ISBA 18 tidbits

Posted in Books, Mountains, pictures, Running, Statistics, Travel, University life with tags , , , , , , , , , , , , , , , , , on July 2, 2018 by xi'an

Among a continuous sequence of appealing sessions at this ISBA 2018 meeting [says a member of the scientific committee!], I happened to attend two talks [with a wee bit of overlap] by Sid Chib in two consecutive sessions, because his co-author Ana Simoni (CREST) was unfortunately sick. Their work was about models defined by a collection of moment conditions, as often happens in econometrics, developed in a recent JASA paper by Chib, Shin, and Simoni (2017). With an extension about moving to defining conditional expectations by use of a functional basis. The main approach relies on exponentially tilted empirical likelihoods, which reminded me of the empirical likelihood [BCel] implementation we ran with Kerrie Mengersen and Pierre Pudlo a few years ago. As a substitute to ABC. This problematic made me wonder on how much Bayesian the estimating equation concept is, as it should somewhat involve a nonparametric prior under the moment constraints.

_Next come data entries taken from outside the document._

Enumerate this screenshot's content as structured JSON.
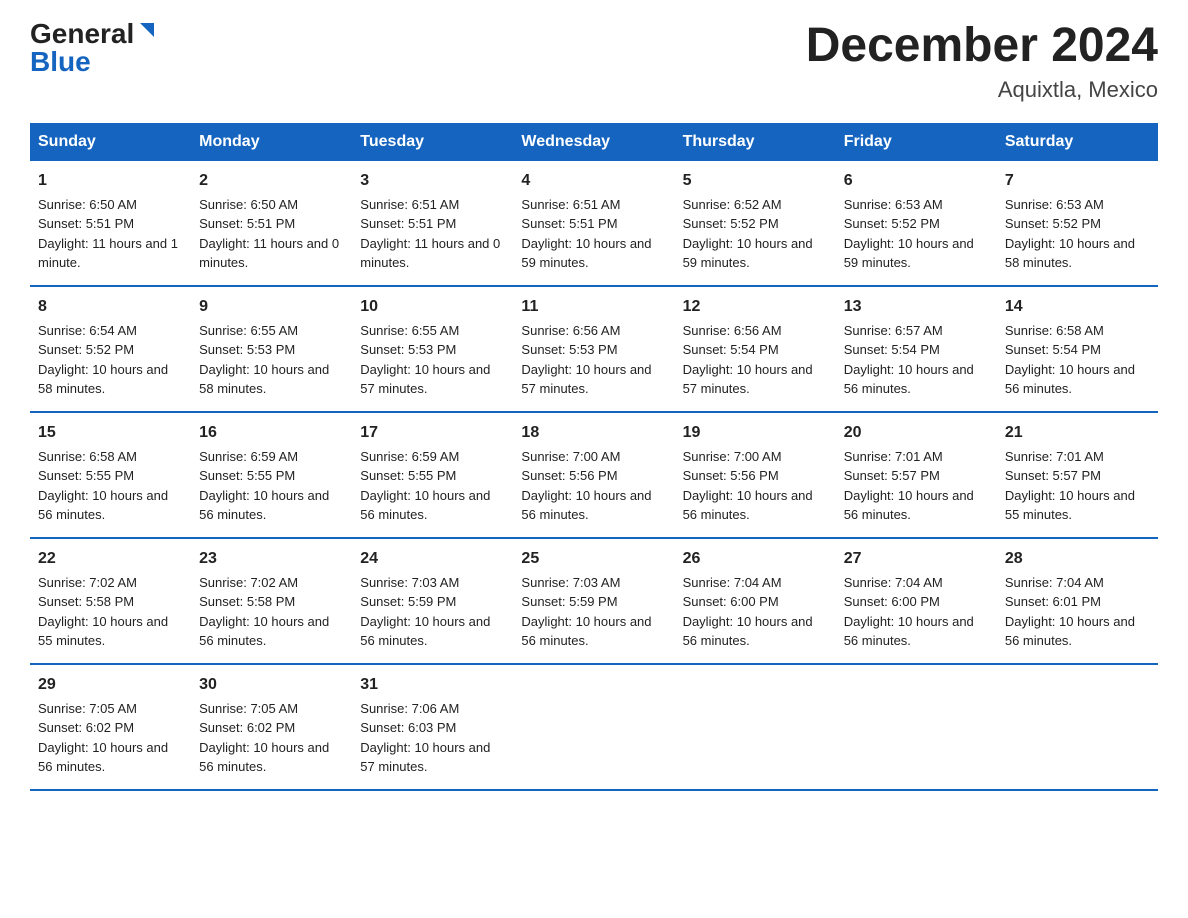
{
  "header": {
    "logo_general": "General",
    "logo_blue": "Blue",
    "month_title": "December 2024",
    "location": "Aquixtla, Mexico"
  },
  "days_of_week": [
    "Sunday",
    "Monday",
    "Tuesday",
    "Wednesday",
    "Thursday",
    "Friday",
    "Saturday"
  ],
  "weeks": [
    [
      {
        "day": "1",
        "sunrise": "6:50 AM",
        "sunset": "5:51 PM",
        "daylight": "11 hours and 1 minute."
      },
      {
        "day": "2",
        "sunrise": "6:50 AM",
        "sunset": "5:51 PM",
        "daylight": "11 hours and 0 minutes."
      },
      {
        "day": "3",
        "sunrise": "6:51 AM",
        "sunset": "5:51 PM",
        "daylight": "11 hours and 0 minutes."
      },
      {
        "day": "4",
        "sunrise": "6:51 AM",
        "sunset": "5:51 PM",
        "daylight": "10 hours and 59 minutes."
      },
      {
        "day": "5",
        "sunrise": "6:52 AM",
        "sunset": "5:52 PM",
        "daylight": "10 hours and 59 minutes."
      },
      {
        "day": "6",
        "sunrise": "6:53 AM",
        "sunset": "5:52 PM",
        "daylight": "10 hours and 59 minutes."
      },
      {
        "day": "7",
        "sunrise": "6:53 AM",
        "sunset": "5:52 PM",
        "daylight": "10 hours and 58 minutes."
      }
    ],
    [
      {
        "day": "8",
        "sunrise": "6:54 AM",
        "sunset": "5:52 PM",
        "daylight": "10 hours and 58 minutes."
      },
      {
        "day": "9",
        "sunrise": "6:55 AM",
        "sunset": "5:53 PM",
        "daylight": "10 hours and 58 minutes."
      },
      {
        "day": "10",
        "sunrise": "6:55 AM",
        "sunset": "5:53 PM",
        "daylight": "10 hours and 57 minutes."
      },
      {
        "day": "11",
        "sunrise": "6:56 AM",
        "sunset": "5:53 PM",
        "daylight": "10 hours and 57 minutes."
      },
      {
        "day": "12",
        "sunrise": "6:56 AM",
        "sunset": "5:54 PM",
        "daylight": "10 hours and 57 minutes."
      },
      {
        "day": "13",
        "sunrise": "6:57 AM",
        "sunset": "5:54 PM",
        "daylight": "10 hours and 56 minutes."
      },
      {
        "day": "14",
        "sunrise": "6:58 AM",
        "sunset": "5:54 PM",
        "daylight": "10 hours and 56 minutes."
      }
    ],
    [
      {
        "day": "15",
        "sunrise": "6:58 AM",
        "sunset": "5:55 PM",
        "daylight": "10 hours and 56 minutes."
      },
      {
        "day": "16",
        "sunrise": "6:59 AM",
        "sunset": "5:55 PM",
        "daylight": "10 hours and 56 minutes."
      },
      {
        "day": "17",
        "sunrise": "6:59 AM",
        "sunset": "5:55 PM",
        "daylight": "10 hours and 56 minutes."
      },
      {
        "day": "18",
        "sunrise": "7:00 AM",
        "sunset": "5:56 PM",
        "daylight": "10 hours and 56 minutes."
      },
      {
        "day": "19",
        "sunrise": "7:00 AM",
        "sunset": "5:56 PM",
        "daylight": "10 hours and 56 minutes."
      },
      {
        "day": "20",
        "sunrise": "7:01 AM",
        "sunset": "5:57 PM",
        "daylight": "10 hours and 56 minutes."
      },
      {
        "day": "21",
        "sunrise": "7:01 AM",
        "sunset": "5:57 PM",
        "daylight": "10 hours and 55 minutes."
      }
    ],
    [
      {
        "day": "22",
        "sunrise": "7:02 AM",
        "sunset": "5:58 PM",
        "daylight": "10 hours and 55 minutes."
      },
      {
        "day": "23",
        "sunrise": "7:02 AM",
        "sunset": "5:58 PM",
        "daylight": "10 hours and 56 minutes."
      },
      {
        "day": "24",
        "sunrise": "7:03 AM",
        "sunset": "5:59 PM",
        "daylight": "10 hours and 56 minutes."
      },
      {
        "day": "25",
        "sunrise": "7:03 AM",
        "sunset": "5:59 PM",
        "daylight": "10 hours and 56 minutes."
      },
      {
        "day": "26",
        "sunrise": "7:04 AM",
        "sunset": "6:00 PM",
        "daylight": "10 hours and 56 minutes."
      },
      {
        "day": "27",
        "sunrise": "7:04 AM",
        "sunset": "6:00 PM",
        "daylight": "10 hours and 56 minutes."
      },
      {
        "day": "28",
        "sunrise": "7:04 AM",
        "sunset": "6:01 PM",
        "daylight": "10 hours and 56 minutes."
      }
    ],
    [
      {
        "day": "29",
        "sunrise": "7:05 AM",
        "sunset": "6:02 PM",
        "daylight": "10 hours and 56 minutes."
      },
      {
        "day": "30",
        "sunrise": "7:05 AM",
        "sunset": "6:02 PM",
        "daylight": "10 hours and 56 minutes."
      },
      {
        "day": "31",
        "sunrise": "7:06 AM",
        "sunset": "6:03 PM",
        "daylight": "10 hours and 57 minutes."
      },
      null,
      null,
      null,
      null
    ]
  ],
  "labels": {
    "sunrise_prefix": "Sunrise: ",
    "sunset_prefix": "Sunset: ",
    "daylight_prefix": "Daylight: "
  }
}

Note that Sid’s [talks and] papers are disconnected from ABC, as everything comes in closed form, apart from the empirical likelihood derivation, as we actually found in our own work!, but this could become a substitute model for ABC uses. For instance, identifying the parameter θ of the model by identifying equations. Would that impose too much input from the modeller? I figure I came with this notion mostly because of the emphasis on proxy models the previous day at ABC in ‘burgh! Another connected item of interest in the work is the possibility of accounting for misspecification of these moment conditions by introducing a vector of errors with a spike & slab distribution, although I am not sure this is 100% necessary without getting further into the paper(s) [blame conference pressure on my time].

Another highlight was attending a fantastic poster session Monday night on computational methods except I would have needed four more hours to get through every and all posters. This new version of ISBA has split the posters between two sites (great) and themes (not so great!), while I would have preferred more sites covering all themes over all nights, to lower the noise (still bearable this year) and to increase the possibility to check all posters of interest in a particular theme…

Mentioning as well a great talk by Dan Roy about assessing deep learning performances by what he calls non-vacuous error bounds. Namely, through PAC-Bayesian bounds. One major comment of his was about deep learning models being much more non-parametric (number of parameters rising with number of observations) than parametric models, meaning that generative adversarial constructs as the one I discussed a few days ago may face a fundamental difficulty as models are taken at face value there.

On closed-form solutions, a closed-form Bayes factor for component selection in mixture models by Fũqene, Steel and Rossell that resemble the Savage-Dickey version, without the measure theoretic difficulties. But with non-local priors. And closed-form conjugate priors for the probit regression model, using unified skew-normal priors, as exhibited by Daniele Durante. Which are product of Normal cdfs and pdfs, and which allow for closed form marginal likelihoods and marginal posteriors as well. (The approach is not exactly conjugate as the prior and the posterior are not in the same family.)

And on the final session I attended, there were two talks on scalable MCMC, one on coresets, which will require some time and effort to assimilate, by Trevor Campbell and Tamara Broderick, and another one using Poisson subsampling. By Matias Quiroz and co-authors. Which did not completely convinced me (but this was the end of a long day…)

All in all, this has been a great edition of the ISBA meetings, if quite intense due to a non-stop schedule, with a very efficient organisation that made parallel sessions manageable and poster sessions back to a reasonable scale [although I did not once manage to cross the street to the other session]. Being in unreasonably sunny Edinburgh helped a lot obviously! I am a wee bit disappointed that no one else follows my call to wear a kilt, but I had low expectations to start with… And too bad I missed the Ironman 70.3 Edinburgh by one day!